Work isn't what it used to be. Jobs are being automated out of existence. Fewer of us are tied to single, long-term employers. Up to 25% of tasks in manufacturing, packing, construction, maintenance, and agriculture may be lost to robots and artificial intelligence by 2025, according to the McKinsey Global Institute. And traditional nine-to-five jobs may go to the way of the dodo bird. As Robin Chase, cofounder of Zipcar, said recently: "My father had one job in his lifetime. I will have six jobs in my lifetime, and my children will have six jobs at the same time."
A new report from the National League of Cities (NLC)—an advocacy group representing 19,000 cities, towns, and villages—looks at how to prepare for such a future. It argues that cities are likely to benefit most from technology, but also that they'll be "epicenters of potential tensions and upheavals associated with automation." Cities, it says, need to come up with policies—from new types of infrastructure to new forms of unemployment insurance—to mitigate the shift to nonconventional employment.
Here are a few ideas:
About two-thirds of Americans already depend on high-speed internet for their jobs. By 2018, that's likely to go up by another 25%, according to figures from the Internet Innovation Alliance. "Reliable gigabit speed (or higher) fiber networks are critical to supporting traditional large and small businesses as well as micro-enterprises that conduct business from homes or other nontraditional locations," the report says.
With more us working independently and outside of offices, there's a greater need for neutral coworking spaces (and less need for gold-plated company HQs). "Work is most people’s primary social network and an important source of identity," says NYU professor and sharing economy expert Arun Sundararajan. "As more and more people do not have this institutional affiliation, and are working more independently, cities will need to work to develop new community infrastructures, to be community creators for their freelance workforces."

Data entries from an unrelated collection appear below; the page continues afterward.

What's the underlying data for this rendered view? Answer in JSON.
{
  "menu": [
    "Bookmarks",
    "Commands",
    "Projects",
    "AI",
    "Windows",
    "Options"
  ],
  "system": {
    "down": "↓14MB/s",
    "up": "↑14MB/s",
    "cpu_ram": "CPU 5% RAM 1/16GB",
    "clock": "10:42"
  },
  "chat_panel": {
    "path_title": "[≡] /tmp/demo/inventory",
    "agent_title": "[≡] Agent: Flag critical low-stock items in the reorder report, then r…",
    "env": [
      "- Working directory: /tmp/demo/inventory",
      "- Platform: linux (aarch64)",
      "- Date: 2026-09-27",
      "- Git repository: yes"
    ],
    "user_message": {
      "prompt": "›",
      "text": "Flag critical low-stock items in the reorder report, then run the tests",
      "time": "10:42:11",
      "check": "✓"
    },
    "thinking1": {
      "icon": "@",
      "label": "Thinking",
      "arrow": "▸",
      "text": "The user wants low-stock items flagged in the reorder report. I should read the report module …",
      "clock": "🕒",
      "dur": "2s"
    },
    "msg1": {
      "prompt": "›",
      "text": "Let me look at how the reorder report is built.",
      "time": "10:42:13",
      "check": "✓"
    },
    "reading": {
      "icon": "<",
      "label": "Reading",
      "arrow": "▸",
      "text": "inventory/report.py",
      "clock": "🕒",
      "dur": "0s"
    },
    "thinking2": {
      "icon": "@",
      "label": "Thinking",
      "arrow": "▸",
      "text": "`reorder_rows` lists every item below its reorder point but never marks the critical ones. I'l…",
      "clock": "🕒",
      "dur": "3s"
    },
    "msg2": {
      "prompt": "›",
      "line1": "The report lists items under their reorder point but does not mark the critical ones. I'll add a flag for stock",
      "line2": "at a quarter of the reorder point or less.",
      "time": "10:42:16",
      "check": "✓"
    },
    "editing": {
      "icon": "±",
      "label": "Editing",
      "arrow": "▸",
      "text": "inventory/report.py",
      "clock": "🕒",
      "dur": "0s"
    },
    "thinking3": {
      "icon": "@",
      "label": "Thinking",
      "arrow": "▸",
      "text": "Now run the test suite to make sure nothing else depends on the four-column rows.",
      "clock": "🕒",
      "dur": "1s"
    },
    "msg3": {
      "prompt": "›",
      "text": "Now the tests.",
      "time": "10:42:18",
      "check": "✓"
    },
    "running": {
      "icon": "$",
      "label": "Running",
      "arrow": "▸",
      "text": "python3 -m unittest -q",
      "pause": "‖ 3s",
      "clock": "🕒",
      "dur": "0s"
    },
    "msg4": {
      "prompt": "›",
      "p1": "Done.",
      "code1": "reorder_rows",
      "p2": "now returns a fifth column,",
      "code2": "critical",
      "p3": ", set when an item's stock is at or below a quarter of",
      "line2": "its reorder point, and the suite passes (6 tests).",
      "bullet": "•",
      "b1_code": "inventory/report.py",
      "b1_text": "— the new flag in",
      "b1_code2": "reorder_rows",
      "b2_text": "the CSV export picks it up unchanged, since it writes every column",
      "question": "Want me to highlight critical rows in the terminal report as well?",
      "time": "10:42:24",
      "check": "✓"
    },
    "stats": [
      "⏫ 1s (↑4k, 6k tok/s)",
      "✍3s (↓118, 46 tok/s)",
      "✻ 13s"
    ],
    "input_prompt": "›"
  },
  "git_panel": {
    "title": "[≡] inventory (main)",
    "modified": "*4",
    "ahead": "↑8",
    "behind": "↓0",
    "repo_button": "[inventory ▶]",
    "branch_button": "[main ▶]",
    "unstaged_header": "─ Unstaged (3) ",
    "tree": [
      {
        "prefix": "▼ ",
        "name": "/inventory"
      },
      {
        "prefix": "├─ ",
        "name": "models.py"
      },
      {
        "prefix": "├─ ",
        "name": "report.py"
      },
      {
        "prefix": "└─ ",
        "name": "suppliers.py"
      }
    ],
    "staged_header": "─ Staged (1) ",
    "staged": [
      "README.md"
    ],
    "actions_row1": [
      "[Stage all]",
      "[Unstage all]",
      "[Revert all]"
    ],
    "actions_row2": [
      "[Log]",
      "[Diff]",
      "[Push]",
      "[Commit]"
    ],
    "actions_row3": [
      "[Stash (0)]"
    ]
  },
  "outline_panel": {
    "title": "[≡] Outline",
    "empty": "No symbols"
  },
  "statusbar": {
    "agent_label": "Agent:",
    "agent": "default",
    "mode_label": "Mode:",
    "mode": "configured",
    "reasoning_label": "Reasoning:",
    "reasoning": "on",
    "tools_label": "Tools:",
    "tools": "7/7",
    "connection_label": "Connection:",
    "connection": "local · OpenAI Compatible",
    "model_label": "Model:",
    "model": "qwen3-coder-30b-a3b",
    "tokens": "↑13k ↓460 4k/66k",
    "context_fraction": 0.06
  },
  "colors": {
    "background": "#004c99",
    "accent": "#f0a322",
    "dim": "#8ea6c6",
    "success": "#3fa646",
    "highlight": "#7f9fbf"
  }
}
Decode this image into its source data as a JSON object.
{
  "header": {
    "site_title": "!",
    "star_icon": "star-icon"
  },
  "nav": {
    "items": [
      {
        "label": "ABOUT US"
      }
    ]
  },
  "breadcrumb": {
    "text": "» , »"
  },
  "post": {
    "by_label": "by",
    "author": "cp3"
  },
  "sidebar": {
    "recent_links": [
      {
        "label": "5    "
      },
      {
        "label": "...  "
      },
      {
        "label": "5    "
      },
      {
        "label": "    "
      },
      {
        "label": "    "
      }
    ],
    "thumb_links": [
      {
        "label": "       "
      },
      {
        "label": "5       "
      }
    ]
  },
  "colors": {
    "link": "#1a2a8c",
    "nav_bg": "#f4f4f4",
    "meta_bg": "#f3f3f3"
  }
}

Short-term workers need two new types of protection, says Sara Horowitz, founder and executive director of the Freelancer’s Union. The first is against "wage theft," where employers fail to pay freelancers, or pay them very tardily. New York City recently passed a law penalizing employers who exploit contract workers. The second is against income irregularity. "A new model that is more appropriate for the new economy might account for several instances of unemployment during the course of the year, but those instances would be very short," she says. "This represents an opportunity to smooth out the impacts of episodic income."
Typically only workers on full-time contracts get a full range of employee benefits, including disability, retirement, or health coverage. Workers on flexible contracts or no contracts—now representing up to 40% of the workforce—do not. Portable benefit schemes, which are administered independently of the traditional employer-employee relationship, could help fill a gap, say some unionists, gig economy CEOs, and others. These would be prorated based on the time you put in (one hour working for Uber might equal one-fortieth of what a full-time worker gets at Uber, for example) and attach individuals wherever they work.
One in three Americans has a criminal record, affecting their ability to find work. More than 100 cities "have taken measures to eliminate employment barriers for otherwise qualified individuals who have records," including banning boxes on application forms forcing individuals to disclose their pasts (i.e., the "Ban the Box" movement). "City leaders are in a position to ensure that all of their constituents, regardless of their past indiscretions, have the opportunity to rehabilitate and contribute meaningfully to society through work," the report says.
Most ambitiously, cities can experiment with alternative welfare policies like basic income, where individuals get a living wage to cover their fundamental needs. The idea has advocates across the political spectrum, and cities could be early testbeds. Utrecht, in the Netherlands, is about start a basic income pilot, for example. In the U.S., basic income experiments are more likely at the local rather than federal level, observers say.
See more from the NLC report here.